YOUR INSTRUCTIONS: Go through the records and give each one again exactly, omitting the images.

(Records from a collection)
=== Begin Enclosure ===

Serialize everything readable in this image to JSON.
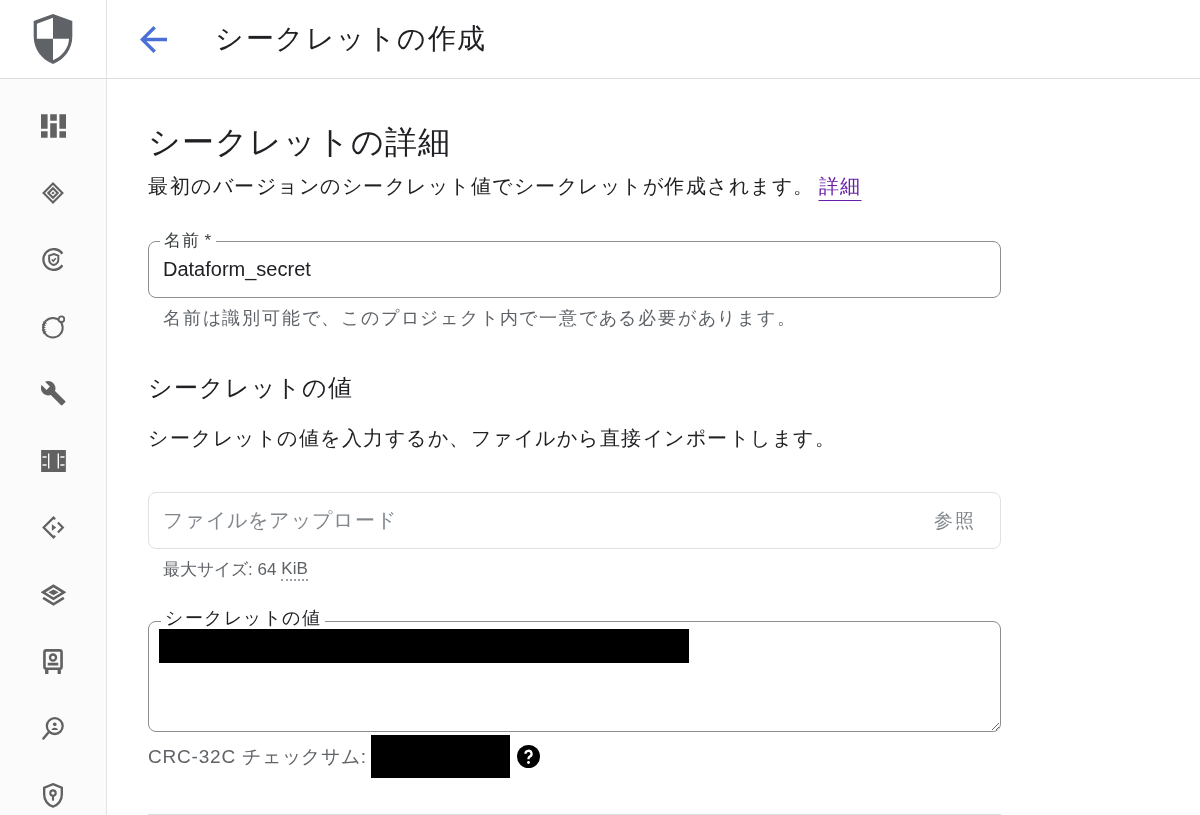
{
  "header": {
    "title": "シークレットの作成"
  },
  "details": {
    "heading": "シークレットの詳細",
    "description": "最初のバージョンのシークレット値でシークレットが作成されます。",
    "link": "詳細"
  },
  "name_field": {
    "label": "名前 *",
    "value": "Dataform_secret",
    "helper": "名前は識別可能で、このプロジェクト内で一意である必要があります。"
  },
  "value_section": {
    "heading": "シークレットの値",
    "description": "シークレットの値を入力するか、ファイルから直接インポートします。"
  },
  "upload_field": {
    "placeholder": "ファイルをアップロード",
    "button": "参照",
    "size_limit": "最大サイズ: 64",
    "size_unit": "KiB"
  },
  "secret_field": {
    "label": "シークレットの値"
  },
  "checksum": {
    "label": "CRC-32C チェックサム:"
  }
}
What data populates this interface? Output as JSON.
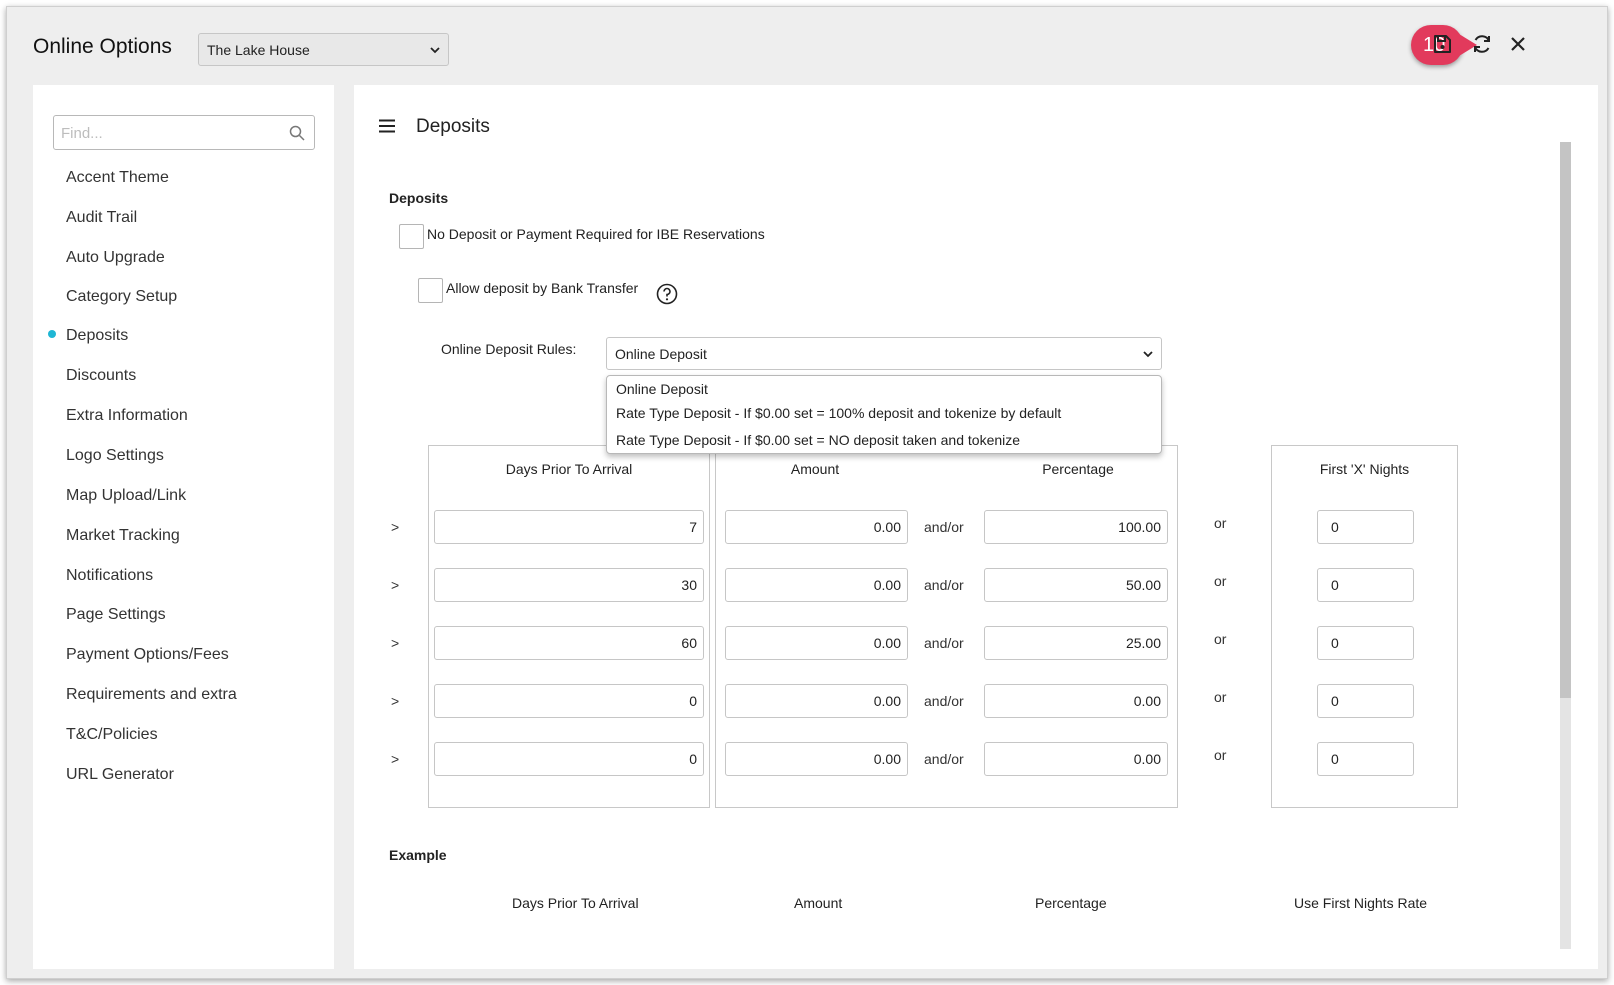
{
  "app": {
    "title": "Online Options",
    "property_select": "The Lake House",
    "step_badge": "10"
  },
  "toolbar": {
    "icons": [
      "save-icon",
      "refresh-icon",
      "close-icon"
    ]
  },
  "sidebar": {
    "search_placeholder": "Find...",
    "items": [
      {
        "label": "Accent Theme"
      },
      {
        "label": "Audit Trail"
      },
      {
        "label": "Auto Upgrade"
      },
      {
        "label": "Category Setup"
      },
      {
        "label": "Deposits",
        "active": true
      },
      {
        "label": "Discounts"
      },
      {
        "label": "Extra Information"
      },
      {
        "label": "Logo Settings"
      },
      {
        "label": "Map Upload/Link"
      },
      {
        "label": "Market Tracking"
      },
      {
        "label": "Notifications"
      },
      {
        "label": "Page Settings"
      },
      {
        "label": "Payment Options/Fees"
      },
      {
        "label": "Requirements and extra"
      },
      {
        "label": "T&C/Policies"
      },
      {
        "label": "URL Generator"
      }
    ],
    "active_color": "#1fb6d4"
  },
  "main": {
    "title": "Deposits",
    "section_title": "Deposits",
    "no_deposit_label": "No Deposit or Payment Required for IBE Reservations",
    "bank_transfer_label": "Allow deposit by Bank Transfer",
    "rules_label": "Online Deposit Rules:",
    "rules_value": "Online Deposit",
    "rules_options": [
      "Online Deposit",
      "Rate Type Deposit - If $0.00 set = 100% deposit and tokenize by default",
      "Rate Type Deposit - If $0.00 set = NO deposit taken and tokenize"
    ],
    "table": {
      "headers": {
        "days": "Days Prior To Arrival",
        "amount": "Amount",
        "percentage": "Percentage",
        "nights": "First 'X' Nights"
      },
      "row_prefix": ">",
      "and_or": "and/or",
      "or": "or",
      "rows": [
        {
          "days": "7",
          "amount": "0.00",
          "percentage": "100.00",
          "nights": "0"
        },
        {
          "days": "30",
          "amount": "0.00",
          "percentage": "50.00",
          "nights": "0"
        },
        {
          "days": "60",
          "amount": "0.00",
          "percentage": "25.00",
          "nights": "0"
        },
        {
          "days": "0",
          "amount": "0.00",
          "percentage": "0.00",
          "nights": "0"
        },
        {
          "days": "0",
          "amount": "0.00",
          "percentage": "0.00",
          "nights": "0"
        }
      ]
    },
    "example": {
      "title": "Example",
      "headers": {
        "days": "Days Prior To Arrival",
        "amount": "Amount",
        "percentage": "Percentage",
        "first_nights": "Use First Nights Rate"
      }
    }
  },
  "colors": {
    "badge": "#e23a5c",
    "window_bg": "#eeeeee"
  }
}
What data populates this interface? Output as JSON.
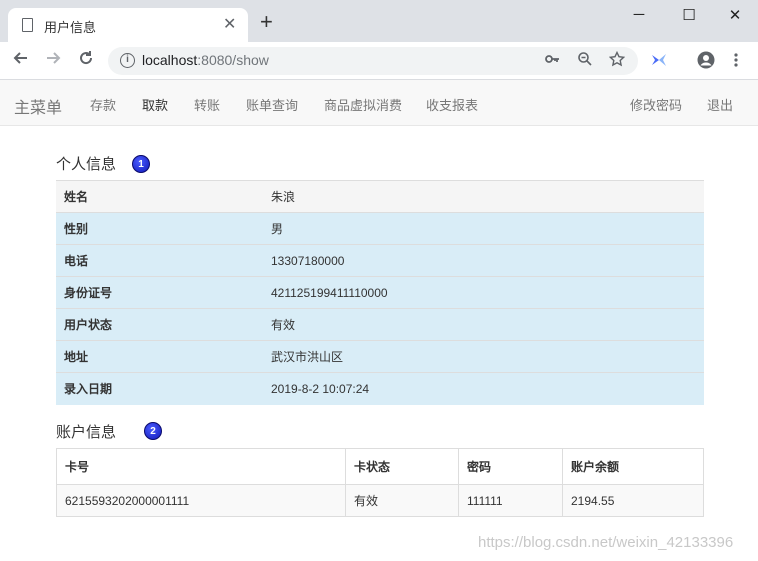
{
  "browser": {
    "tab_title": "用户信息",
    "tab_close": "✕",
    "new_tab": "+",
    "win_min": "─",
    "win_max": "☐",
    "win_close": "✕",
    "url_host": "localhost",
    "url_rest": ":8080/show",
    "icons": [
      "back-icon",
      "forward-icon",
      "reload-icon",
      "info-icon",
      "key-icon",
      "zoom-out-icon",
      "star-icon",
      "extension-icon",
      "account-icon",
      "menu-icon"
    ]
  },
  "nav": {
    "brand": "主菜单",
    "items": [
      "存款",
      "取款",
      "转账",
      "账单查询",
      "商品虚拟消费",
      "收支报表"
    ],
    "active": "取款",
    "right_items": [
      "修改密码",
      "退出"
    ]
  },
  "personal": {
    "title": "个人信息",
    "badge": "1",
    "rows": [
      {
        "label": "姓名",
        "value": "朱浪"
      },
      {
        "label": "性别",
        "value": "男"
      },
      {
        "label": "电话",
        "value": "13307180000"
      },
      {
        "label": "身份证号",
        "value": "421125199411110000"
      },
      {
        "label": "用户状态",
        "value": "有效"
      },
      {
        "label": "地址",
        "value": "武汉市洪山区"
      },
      {
        "label": "录入日期",
        "value": "2019-8-2 10:07:24"
      }
    ]
  },
  "account": {
    "title": "账户信息",
    "badge": "2",
    "headers": [
      "卡号",
      "卡状态",
      "密码",
      "账户余额"
    ],
    "rows": [
      [
        "6215593202000001111",
        "有效",
        "111111",
        "2194.55"
      ]
    ]
  },
  "watermark": "https://blog.csdn.net/weixin_42133396"
}
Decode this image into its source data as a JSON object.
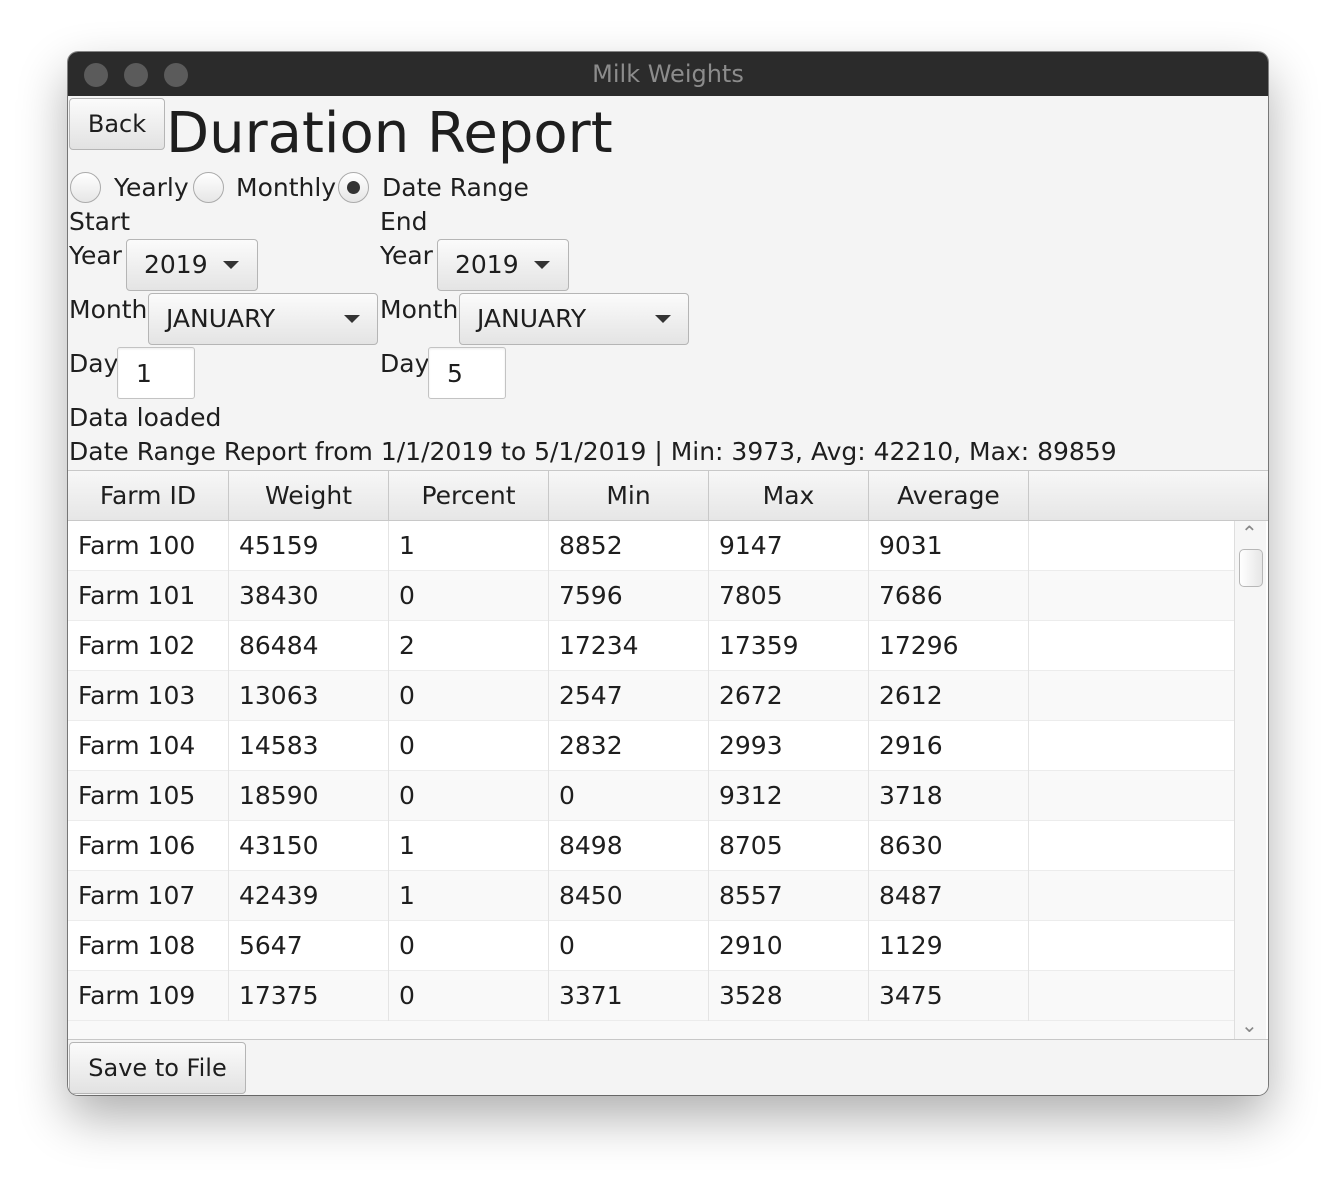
{
  "window": {
    "title": "Milk Weights"
  },
  "header": {
    "back_label": "Back",
    "title": "Duration Report"
  },
  "modes": [
    {
      "label": "Yearly",
      "selected": false
    },
    {
      "label": "Monthly",
      "selected": false
    },
    {
      "label": "Date Range",
      "selected": true
    }
  ],
  "start": {
    "title": "Start",
    "year_label": "Year",
    "year": "2019",
    "month_label": "Month",
    "month": "JANUARY",
    "day_label": "Day",
    "day": "1"
  },
  "end": {
    "title": "End",
    "year_label": "Year",
    "year": "2019",
    "month_label": "Month",
    "month": "JANUARY",
    "day_label": "Day",
    "day": "5"
  },
  "status": {
    "loaded": "Data loaded",
    "summary": "Date Range Report from 1/1/2019 to 5/1/2019 | Min: 3973, Avg: 42210, Max: 89859"
  },
  "table": {
    "columns": [
      "Farm ID",
      "Weight",
      "Percent",
      "Min",
      "Max",
      "Average"
    ],
    "rows": [
      [
        "Farm 100",
        "45159",
        "1",
        "8852",
        "9147",
        "9031"
      ],
      [
        "Farm 101",
        "38430",
        "0",
        "7596",
        "7805",
        "7686"
      ],
      [
        "Farm 102",
        "86484",
        "2",
        "17234",
        "17359",
        "17296"
      ],
      [
        "Farm 103",
        "13063",
        "0",
        "2547",
        "2672",
        "2612"
      ],
      [
        "Farm 104",
        "14583",
        "0",
        "2832",
        "2993",
        "2916"
      ],
      [
        "Farm 105",
        "18590",
        "0",
        "0",
        "9312",
        "3718"
      ],
      [
        "Farm 106",
        "43150",
        "1",
        "8498",
        "8705",
        "8630"
      ],
      [
        "Farm 107",
        "42439",
        "1",
        "8450",
        "8557",
        "8487"
      ],
      [
        "Farm 108",
        "5647",
        "0",
        "0",
        "2910",
        "1129"
      ],
      [
        "Farm 109",
        "17375",
        "0",
        "3371",
        "3528",
        "3475"
      ]
    ]
  },
  "footer": {
    "save_label": "Save to File"
  }
}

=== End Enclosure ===

YOUR RESPONSE:
Serialize everything readable in this image to JSON.
{
  "header": {
    "title": "シークレットの作成"
  },
  "details": {
    "heading": "シークレットの詳細",
    "description": "最初のバージョンのシークレット値でシークレットが作成されます。",
    "link": "詳細"
  },
  "name_field": {
    "label": "名前 *",
    "value": "Dataform_secret",
    "helper": "名前は識別可能で、このプロジェクト内で一意である必要があります。"
  },
  "value_section": {
    "heading": "シークレットの値",
    "description": "シークレットの値を入力するか、ファイルから直接インポートします。"
  },
  "upload_field": {
    "placeholder": "ファイルをアップロード",
    "button": "参照",
    "size_limit": "最大サイズ: 64",
    "size_unit": "KiB"
  },
  "secret_field": {
    "label": "シークレットの値"
  },
  "checksum": {
    "label": "CRC-32C チェックサム:"
  }
}
What data populates this interface? Output as JSON.
{
  "app": {
    "title": "Online Options",
    "property_select": "The Lake House",
    "step_badge": "10"
  },
  "toolbar": {
    "icons": [
      "save-icon",
      "refresh-icon",
      "close-icon"
    ]
  },
  "sidebar": {
    "search_placeholder": "Find...",
    "items": [
      {
        "label": "Accent Theme"
      },
      {
        "label": "Audit Trail"
      },
      {
        "label": "Auto Upgrade"
      },
      {
        "label": "Category Setup"
      },
      {
        "label": "Deposits",
        "active": true
      },
      {
        "label": "Discounts"
      },
      {
        "label": "Extra Information"
      },
      {
        "label": "Logo Settings"
      },
      {
        "label": "Map Upload/Link"
      },
      {
        "label": "Market Tracking"
      },
      {
        "label": "Notifications"
      },
      {
        "label": "Page Settings"
      },
      {
        "label": "Payment Options/Fees"
      },
      {
        "label": "Requirements and extra"
      },
      {
        "label": "T&C/Policies"
      },
      {
        "label": "URL Generator"
      }
    ],
    "active_color": "#1fb6d4"
  },
  "main": {
    "title": "Deposits",
    "section_title": "Deposits",
    "no_deposit_label": "No Deposit or Payment Required for IBE Reservations",
    "bank_transfer_label": "Allow deposit by Bank Transfer",
    "rules_label": "Online Deposit Rules:",
    "rules_value": "Online Deposit",
    "rules_options": [
      "Online Deposit",
      "Rate Type Deposit - If $0.00 set = 100% deposit and tokenize by default",
      "Rate Type Deposit - If $0.00 set = NO deposit taken and tokenize"
    ],
    "table": {
      "headers": {
        "days": "Days Prior To Arrival",
        "amount": "Amount",
        "percentage": "Percentage",
        "nights": "First 'X' Nights"
      },
      "row_prefix": ">",
      "and_or": "and/or",
      "or": "or",
      "rows": [
        {
          "days": "7",
          "amount": "0.00",
          "percentage": "100.00",
          "nights": "0"
        },
        {
          "days": "30",
          "amount": "0.00",
          "percentage": "50.00",
          "nights": "0"
        },
        {
          "days": "60",
          "amount": "0.00",
          "percentage": "25.00",
          "nights": "0"
        },
        {
          "days": "0",
          "amount": "0.00",
          "percentage": "0.00",
          "nights": "0"
        },
        {
          "days": "0",
          "amount": "0.00",
          "percentage": "0.00",
          "nights": "0"
        }
      ]
    },
    "example": {
      "title": "Example",
      "headers": {
        "days": "Days Prior To Arrival",
        "amount": "Amount",
        "percentage": "Percentage",
        "first_nights": "Use First Nights Rate"
      }
    }
  },
  "colors": {
    "badge": "#e23a5c",
    "window_bg": "#eeeeee"
  }
}
What data populates this interface? Output as JSON.
{
  "browser": {
    "tab_title": "用户信息",
    "tab_close": "✕",
    "new_tab": "+",
    "win_min": "─",
    "win_max": "☐",
    "win_close": "✕",
    "url_host": "localhost",
    "url_rest": ":8080/show",
    "icons": [
      "back-icon",
      "forward-icon",
      "reload-icon",
      "info-icon",
      "key-icon",
      "zoom-out-icon",
      "star-icon",
      "extension-icon",
      "account-icon",
      "menu-icon"
    ]
  },
  "nav": {
    "brand": "主菜单",
    "items": [
      "存款",
      "取款",
      "转账",
      "账单查询",
      "商品虚拟消费",
      "收支报表"
    ],
    "active": "取款",
    "right_items": [
      "修改密码",
      "退出"
    ]
  },
  "personal": {
    "title": "个人信息",
    "badge": "1",
    "rows": [
      {
        "label": "姓名",
        "value": "朱浪"
      },
      {
        "label": "性别",
        "value": "男"
      },
      {
        "label": "电话",
        "value": "13307180000"
      },
      {
        "label": "身份证号",
        "value": "421125199411110000"
      },
      {
        "label": "用户状态",
        "value": "有效"
      },
      {
        "label": "地址",
        "value": "武汉市洪山区"
      },
      {
        "label": "录入日期",
        "value": "2019-8-2 10:07:24"
      }
    ]
  },
  "account": {
    "title": "账户信息",
    "badge": "2",
    "headers": [
      "卡号",
      "卡状态",
      "密码",
      "账户余额"
    ],
    "rows": [
      [
        "6215593202000001111",
        "有效",
        "111111",
        "2194.55"
      ]
    ]
  },
  "watermark": "https://blog.csdn.net/weixin_42133396"
}
Decode this image into its source data as a JSON object.
{
  "window": {
    "title": "Milk Weights"
  },
  "header": {
    "back_label": "Back",
    "title": "Duration Report"
  },
  "modes": [
    {
      "label": "Yearly",
      "selected": false
    },
    {
      "label": "Monthly",
      "selected": false
    },
    {
      "label": "Date Range",
      "selected": true
    }
  ],
  "start": {
    "title": "Start",
    "year_label": "Year",
    "year": "2019",
    "month_label": "Month",
    "month": "JANUARY",
    "day_label": "Day",
    "day": "1"
  },
  "end": {
    "title": "End",
    "year_label": "Year",
    "year": "2019",
    "month_label": "Month",
    "month": "JANUARY",
    "day_label": "Day",
    "day": "5"
  },
  "status": {
    "loaded": "Data loaded",
    "summary": "Date Range Report from 1/1/2019 to 5/1/2019 | Min: 3973, Avg: 42210, Max: 89859"
  },
  "table": {
    "columns": [
      "Farm ID",
      "Weight",
      "Percent",
      "Min",
      "Max",
      "Average"
    ],
    "rows": [
      [
        "Farm 100",
        "45159",
        "1",
        "8852",
        "9147",
        "9031"
      ],
      [
        "Farm 101",
        "38430",
        "0",
        "7596",
        "7805",
        "7686"
      ],
      [
        "Farm 102",
        "86484",
        "2",
        "17234",
        "17359",
        "17296"
      ],
      [
        "Farm 103",
        "13063",
        "0",
        "2547",
        "2672",
        "2612"
      ],
      [
        "Farm 104",
        "14583",
        "0",
        "2832",
        "2993",
        "2916"
      ],
      [
        "Farm 105",
        "18590",
        "0",
        "0",
        "9312",
        "3718"
      ],
      [
        "Farm 106",
        "43150",
        "1",
        "8498",
        "8705",
        "8630"
      ],
      [
        "Farm 107",
        "42439",
        "1",
        "8450",
        "8557",
        "8487"
      ],
      [
        "Farm 108",
        "5647",
        "0",
        "0",
        "2910",
        "1129"
      ],
      [
        "Farm 109",
        "17375",
        "0",
        "3371",
        "3528",
        "3475"
      ]
    ]
  },
  "footer": {
    "save_label": "Save to File"
  }
}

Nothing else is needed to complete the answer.